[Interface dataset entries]
++++

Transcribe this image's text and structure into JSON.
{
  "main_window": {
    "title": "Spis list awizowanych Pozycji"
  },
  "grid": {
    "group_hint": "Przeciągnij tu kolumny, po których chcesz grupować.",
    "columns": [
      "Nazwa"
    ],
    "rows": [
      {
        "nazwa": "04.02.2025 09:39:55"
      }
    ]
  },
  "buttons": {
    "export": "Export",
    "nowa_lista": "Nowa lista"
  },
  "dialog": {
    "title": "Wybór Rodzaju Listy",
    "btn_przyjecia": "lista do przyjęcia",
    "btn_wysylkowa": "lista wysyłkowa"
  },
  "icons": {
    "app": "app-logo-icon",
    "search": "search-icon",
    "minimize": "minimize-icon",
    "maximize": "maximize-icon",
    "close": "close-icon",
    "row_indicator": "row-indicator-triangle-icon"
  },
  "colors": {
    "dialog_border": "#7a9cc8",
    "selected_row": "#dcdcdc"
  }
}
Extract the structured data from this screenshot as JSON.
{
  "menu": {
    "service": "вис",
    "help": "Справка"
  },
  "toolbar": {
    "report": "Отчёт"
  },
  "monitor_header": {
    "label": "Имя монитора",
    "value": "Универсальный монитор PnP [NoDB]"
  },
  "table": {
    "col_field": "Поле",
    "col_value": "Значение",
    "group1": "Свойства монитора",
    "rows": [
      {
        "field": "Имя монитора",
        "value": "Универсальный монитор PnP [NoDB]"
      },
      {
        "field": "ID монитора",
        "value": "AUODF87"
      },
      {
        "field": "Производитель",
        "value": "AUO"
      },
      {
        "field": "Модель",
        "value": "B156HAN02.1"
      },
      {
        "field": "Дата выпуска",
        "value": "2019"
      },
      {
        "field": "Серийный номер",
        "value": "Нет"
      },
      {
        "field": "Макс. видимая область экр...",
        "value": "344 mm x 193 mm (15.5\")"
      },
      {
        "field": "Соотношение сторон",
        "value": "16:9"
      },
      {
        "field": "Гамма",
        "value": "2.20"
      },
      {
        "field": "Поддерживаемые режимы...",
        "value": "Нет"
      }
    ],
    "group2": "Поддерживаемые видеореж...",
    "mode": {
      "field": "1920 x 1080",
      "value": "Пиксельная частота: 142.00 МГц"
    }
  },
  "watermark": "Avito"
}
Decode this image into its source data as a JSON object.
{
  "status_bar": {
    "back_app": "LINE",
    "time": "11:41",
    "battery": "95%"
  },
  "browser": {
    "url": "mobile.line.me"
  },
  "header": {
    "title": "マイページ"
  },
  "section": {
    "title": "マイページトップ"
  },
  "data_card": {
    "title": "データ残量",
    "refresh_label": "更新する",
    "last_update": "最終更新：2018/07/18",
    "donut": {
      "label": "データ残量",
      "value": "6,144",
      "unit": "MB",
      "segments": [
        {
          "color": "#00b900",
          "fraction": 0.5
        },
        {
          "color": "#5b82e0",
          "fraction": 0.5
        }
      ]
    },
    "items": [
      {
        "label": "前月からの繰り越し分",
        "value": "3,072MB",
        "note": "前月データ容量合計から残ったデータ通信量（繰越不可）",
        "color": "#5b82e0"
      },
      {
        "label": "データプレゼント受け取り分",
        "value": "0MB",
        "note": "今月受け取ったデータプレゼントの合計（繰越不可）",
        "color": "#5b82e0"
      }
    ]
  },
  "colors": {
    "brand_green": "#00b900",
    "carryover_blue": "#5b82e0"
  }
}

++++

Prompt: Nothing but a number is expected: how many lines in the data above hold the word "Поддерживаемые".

Solved exercise: 2